“There’s been several occasions with one place in Great Falls that the gatekeepers of the business don’t really question anybody coming through with an animal,” Gunter recalled of an aggressive instance. “The gentleman came in with an animal in a service vest and was at the checkout nearest to the customer service desk. As soon as he saw that there was another dog in the store he immediately pulled on the leash bringing his handler down to the ground and trying to keep the dogs from coming over to Willie and I.”
Luckily for the two, employees stepped in between them, preventing any further immediate damage, but the stress stayed with Willie long after the other dog was removed.
John Lynn had his own run in with an untrained dog at a supermarket. He explained, “I live by the grocery store and they go in there all the time. The people know me, the management knows me, they love my dog, but one day I went in there and this dog immediately started pulling and barking at my dog. I then took my dog into the other aisle to get away from the situation but my anxiety went up, my dog's anxiety went up and we had to leave the store.”
Both situations could have been avoided. Gunter and Lynn are very adamant about businesses knowing their rights when it comes to animals in their store.
“Obviously it starts at the top and I believe that businesses or local business managers should be educating their staff on how to evaluate service animals properly,” said Gunter. “ I would love if every store I walked into with my dog if an employee stopped me and asked me the ADA questions.”
Those two questions are:
- Is this a service dog?
- What work or tasks has the dog been trained to perform?
“If you are a trained service team you should have no problem answering these questions,“ said Gunter.
And at this point not only is posing as a fake service animal a bad judgment call but also it’s illegal.
In 2019 Montana signed a bill then amended the service animal laws to better align with the ADA service animal laws.
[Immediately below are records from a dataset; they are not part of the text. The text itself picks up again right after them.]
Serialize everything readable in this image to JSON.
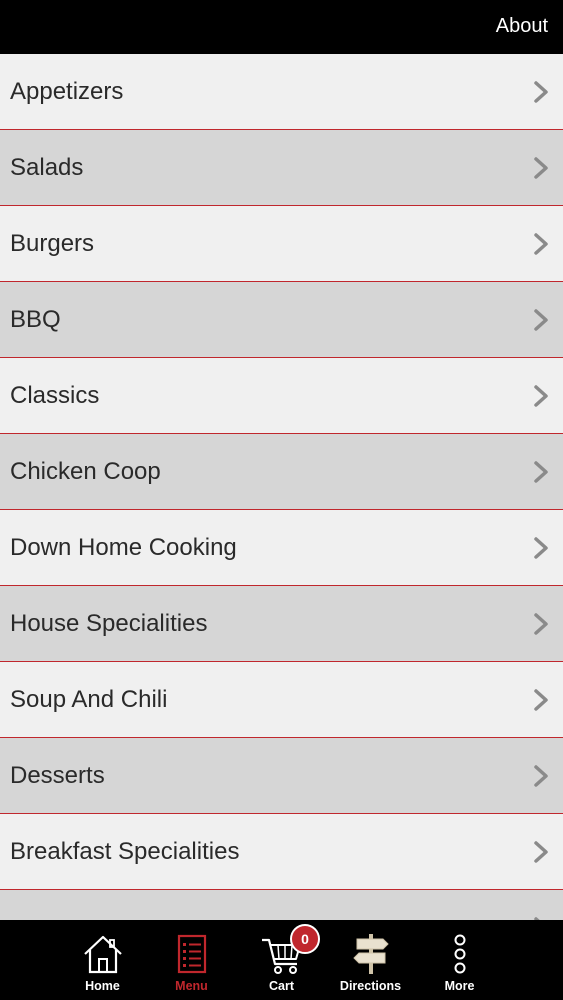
{
  "header": {
    "about_label": "About"
  },
  "menu": {
    "items": [
      {
        "label": "Appetizers"
      },
      {
        "label": "Salads"
      },
      {
        "label": "Burgers"
      },
      {
        "label": "BBQ"
      },
      {
        "label": "Classics"
      },
      {
        "label": "Chicken Coop"
      },
      {
        "label": "Down Home Cooking"
      },
      {
        "label": "House Specialities"
      },
      {
        "label": "Soup And Chili"
      },
      {
        "label": "Desserts"
      },
      {
        "label": "Breakfast Specialities"
      },
      {
        "label": ""
      }
    ]
  },
  "tabs": {
    "home": {
      "label": "Home",
      "icon": "home-icon"
    },
    "menu": {
      "label": "Menu",
      "icon": "menu-list-icon"
    },
    "cart": {
      "label": "Cart",
      "icon": "cart-icon",
      "badge": "0"
    },
    "directions": {
      "label": "Directions",
      "icon": "signpost-icon"
    },
    "more": {
      "label": "More",
      "icon": "more-dots-icon"
    }
  },
  "colors": {
    "accent": "#c0272d",
    "row_light": "#f0f0f0",
    "row_dark": "#d6d6d6",
    "bar": "#000000"
  }
}
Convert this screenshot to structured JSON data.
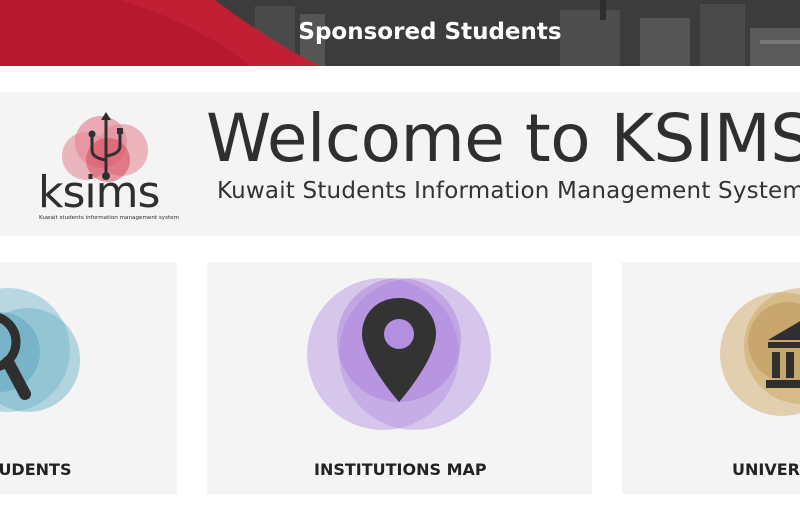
{
  "banner": {
    "title": "Sponsored Students"
  },
  "welcome": {
    "title": "Welcome to KSIMS",
    "subtitle": "Kuwait Students Information Management System"
  },
  "logo": {
    "text": "ksims",
    "tagline": "Kuwait students information management system"
  },
  "cards": [
    {
      "label": "STUDENTS",
      "icon": "magnifier-icon",
      "color": "#6fb3c9"
    },
    {
      "label": "INSTITUTIONS MAP",
      "icon": "map-pin-icon",
      "color": "#b48ee0"
    },
    {
      "label": "UNIVERSITIES",
      "icon": "building-icon",
      "color": "#c9a25a"
    }
  ],
  "colors": {
    "banner_red": "#b8182e",
    "banner_dark": "#3a3a3a",
    "panel": "#f4f4f4",
    "text": "#2f2f2f"
  }
}
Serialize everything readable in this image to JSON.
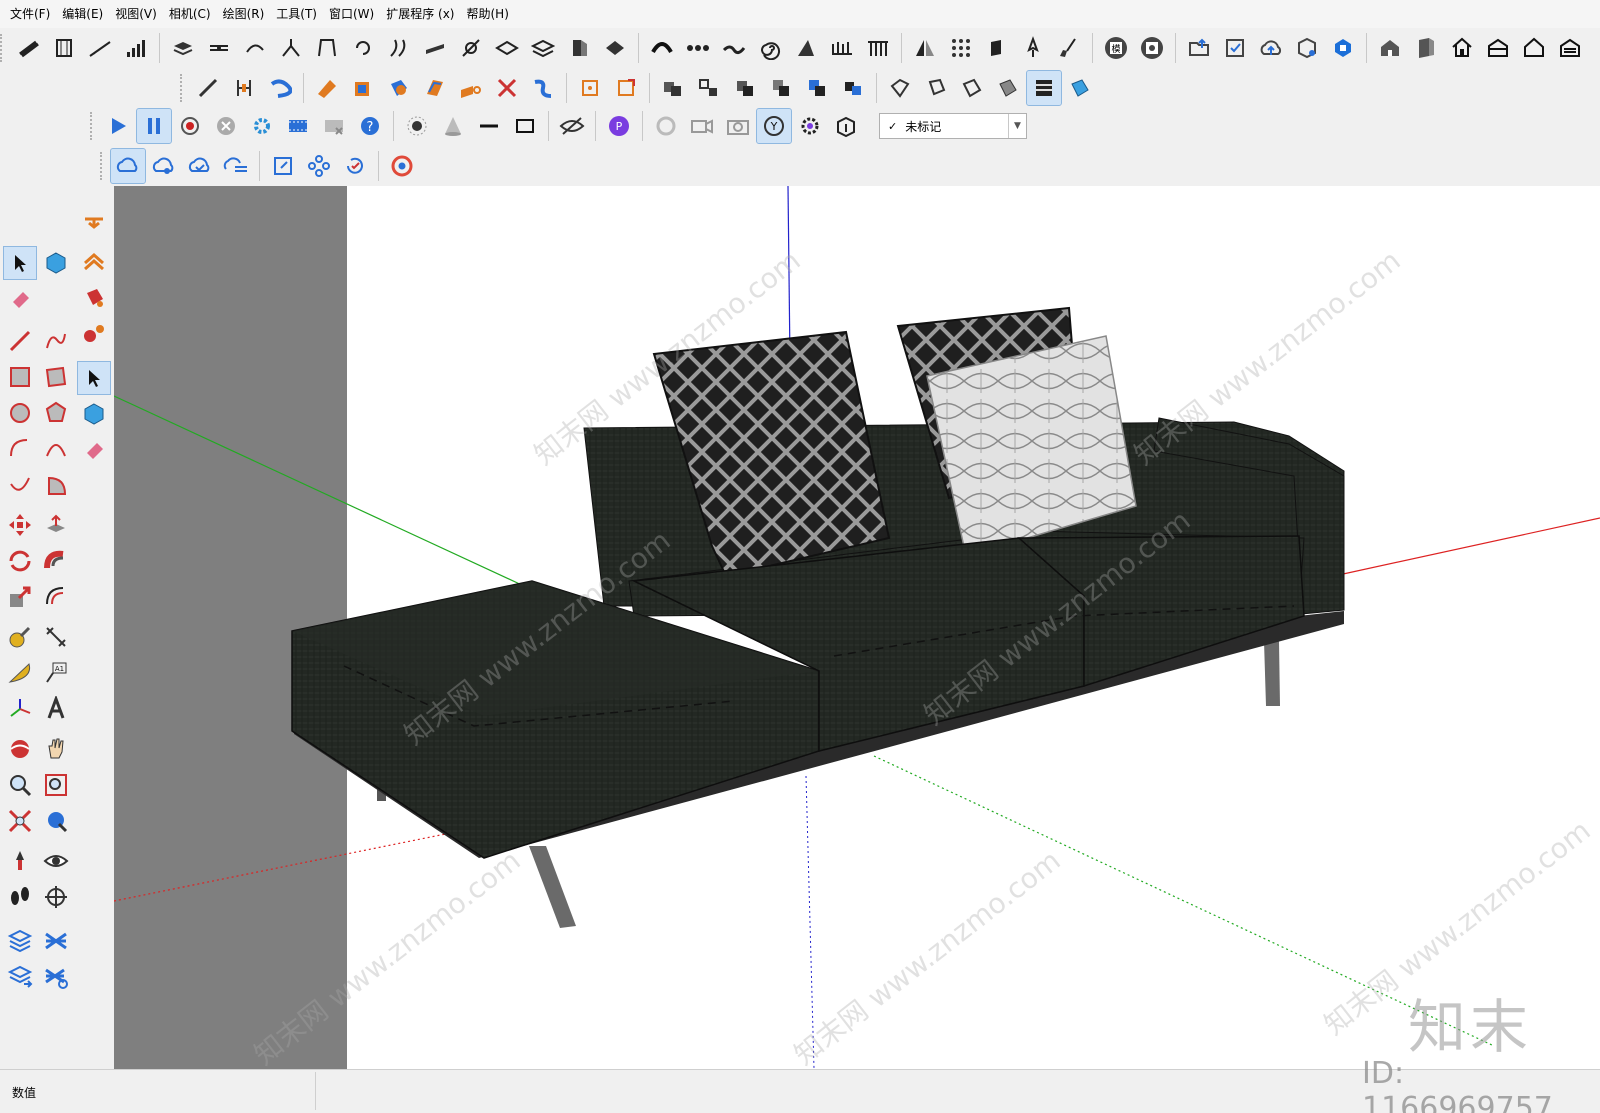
{
  "menu": [
    {
      "label": "文件(F)"
    },
    {
      "label": "编辑(E)"
    },
    {
      "label": "视图(V)"
    },
    {
      "label": "相机(C)"
    },
    {
      "label": "绘图(R)"
    },
    {
      "label": "工具(T)"
    },
    {
      "label": "窗口(W)"
    },
    {
      "label": "扩展程序 (x)"
    },
    {
      "label": "帮助(H)"
    }
  ],
  "tag_dropdown": {
    "checkmark": "✓",
    "selected": "未标记"
  },
  "status": {
    "measurements_label": "数值"
  },
  "watermark": {
    "site": "知末网 www.znzmo.com",
    "logo": "知末",
    "id": "ID: 1166969757"
  },
  "colors": {
    "axis_red": "#d22",
    "axis_green": "#2a2",
    "axis_blue": "#22c",
    "sofa_fabric": "#232823",
    "pillow_dark": "#262626",
    "pillow_light": "#dcdcdc",
    "accent_blue": "#2a6fd6"
  }
}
The bill created a misdemeanor charge for anyone caught falsifying a service animal.
For many of us our animals are part of the family but leaving them at home might just say someone else’s life.